June 10, 2012

THE SHOWBUZZDAILY REVIEW: “Madagascar 3: Europe’s Most Wanted”

MADAGASCAR 3:  EUROPE’S MOST WANTED – Worth A Ticket – A Circus Indeed


There’s a certain luxury in being DreamWorks Animation.   Pixar gets the awards and the acclaim, but it’s also held to an impossibly high standard:  if Cars 2 had been a DreamWorks movie, it would have been considered a perfectly reasonable entertainment, but coming from Pixar, it was treated like a personal insult, a betrayal of everything the studio stood for.  The team at DreamWorks is in the franchise business, and makes as many sequels as it does anything else, while any time Pixar makes a sequel, it has to prove itself worthy of the brand.  (Toy Story 3, yes; Cars 2, no.)  DWA doesn’t have to worry much about plot, character, or even internal logic, as long as it delivers some fun and a few decent jokes, while Pixar is expected to provide a Dickensian level of narrative as a matter of routine, or else something is terribly wrong. Such is the price of being the best.

And so we have the silly MADAGASCAR 3:  EUROPE’S MOST WANTED, a movie that barely makes any sense, but as it’s bright, colorful, fast-moving and sometimes funny along the way… good enough for DreamWorks.   This third in the Madagascar series picks up more or less where the last picture left off:  the penguins and chimps have gone off to Monte Carlo, and our heroes lion Alex (Ben Stiller), zebra Marty (Chris Rock), giraffe Melman (David Schwimmer) and hippo Gloria (Jada Pinkett Smith) are wondering if they’re ever returning to bring the gang back, finally, to New York and their home at the Central Park zoo.

They decide to make their own way to the Riviera, which leads them into the clutches of the movie’s best new character, an evil French animal control officer named Captain Dubois, wonderfully voiced by Frances McDormand as the Inspector Javert (she even gets to sing!) of the animal world.  After a zippy car chase through the streets of Monaco, our beasts hook up with a traveling circus, which brings in a whole bunch of new faces:  fearsome but troubled Russian tiger Vitaly (Bryan Cranston), luscious Italian jaguar Gia (Jessica Chastain) and clownish sea lion Stefano (Martin Short) leading the new pack.  After a certain amount of nonsense, Alex and the others join the circus, pretending that they know what they’re doing, and stage successively more fantastic big-top pageants all over the world, with Dubois in pursuit.

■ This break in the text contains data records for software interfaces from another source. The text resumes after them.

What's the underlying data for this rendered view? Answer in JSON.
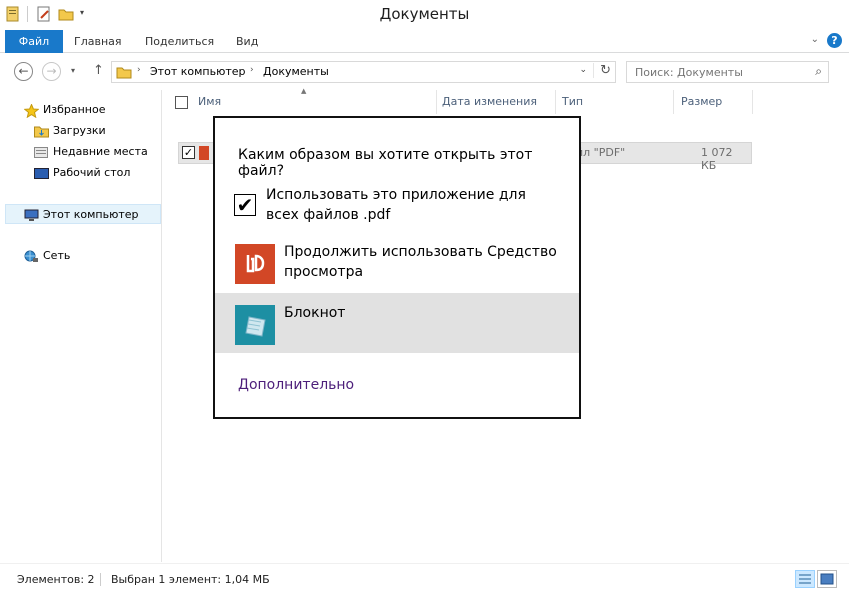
{
  "window": {
    "title": "Документы"
  },
  "ribbon": {
    "tabs": [
      {
        "label": "Файл",
        "active": true
      },
      {
        "label": "Главная"
      },
      {
        "label": "Поделиться"
      },
      {
        "label": "Вид"
      }
    ],
    "help_glyph": "?"
  },
  "address_bar": {
    "segments": [
      "Этот компьютер",
      "Документы"
    ],
    "search_placeholder": "Поиск: Документы"
  },
  "nav_pane": {
    "favorites_label": "Избранное",
    "favorites": [
      "Загрузки",
      "Недавние места",
      "Рабочий стол"
    ],
    "this_pc": "Этот компьютер",
    "network": "Сеть"
  },
  "file_list": {
    "columns": [
      "Имя",
      "Дата изменения",
      "Тип",
      "Размер"
    ],
    "rows": [
      {
        "type": "йл \"PDF\"",
        "size": "1 072 КБ",
        "checked": true
      }
    ]
  },
  "status_bar": {
    "items_count": "Элементов: 2",
    "selection": "Выбран 1 элемент: 1,04 МБ"
  },
  "dialog": {
    "question": "Каким образом вы хотите открыть этот файл?",
    "remember_label": "Использовать это приложение для всех файлов .pdf",
    "remember_checked": true,
    "apps": [
      {
        "name": "Продолжить использовать Средство просмотра",
        "icon": "pdf-reader-icon",
        "color": "#d24726"
      },
      {
        "name": "Блокнот",
        "icon": "notepad-icon",
        "color": "#1d8fa3",
        "selected": true
      }
    ],
    "more_link": "Дополнительно"
  },
  "colors": {
    "accent": "#1979ca",
    "link": "#4c1e7a",
    "selected_row": "#e1e1e1"
  }
}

That’s all there is to the movie, except for the most obvious kind of plot development:  Vitaly will have to reveal and confront his fears, Alex will eventually realize Gia is a cute fellow jungle cat, etc.  But the DWA folks know their formula, and the movie is a canny mix of spectacle and the occasional adult joke (not many kids will know why it’s funny to refer to 9 Duane Reades on a single block in NY, and the word “Bolshevik” is used for its similar sound to a considerably more mature word). When things threaten to flag, just cut to the penguins for some one-liners, or to the sweetly absurd romance between the tiny Lemur King Julien (Sacha Baron Cohen) and a giant bicycling bear who for some reason is the only animal in the movie who can’t speak.

Directors Eric Darnell and Tom McGrath have been behind all the movies in the series (McGrath is also the voice of the penguin Skipper), joined this time by Conrad Vernon, and Darnell co-wrote the script with–of all people–Greenberg and The Squid and the Whale indie auteur Noah Baumbach, who presumably was in the market for a big-studio paycheck (and of course has professional ties with Stiller).  The movie is wonderfully colorful and paced like a rocket, and it makes extremely good use of its 3D, with the circus environment proving an ideal excuse to have things (and characters) propelled at the audience, notably in wonderful tightrope,  trapeze and human cannonball sequences.   The lead actors don’t get to do anything they didn’t already in the other movies, but along with McDormand, Cranston, Chastain and especially Short (who’s made for this kind of thing) liven things up.

The DreamWorks Animation features are sugary, carbonated drinks compared to the fine wine of Pixar, and in only 2 weeks, we’ll have the latter’s Brave on hand, which will–we hope–achieve the standard Pixar level of greatness and chase the taste of Cars 2 out of our mouths.  But who, apart perhaps from NY’s Mayor Bloomberg, doesn’t enjoy the empty calories of soda?  Madagascar 3, at least, is Real Coke:  it hits the spot.


About the Author

Mitch Salem
MITCH SALEM has worked on the business side of the entertainment industry for 20 years, as a senior business affairs executive and attorney for such companies as NBC, ABC, USA, Syfy, Bravo, and BermanBraun Productions, and before that, at the NY law firm of Weil, Gotshal & Manges. During all that, he has more or less constantly been going to the movies and watching TV, and writing about both since the 1980s. His film reviews also currently appear on and In addition, he is co-writer of an episode of the television series "Felicity."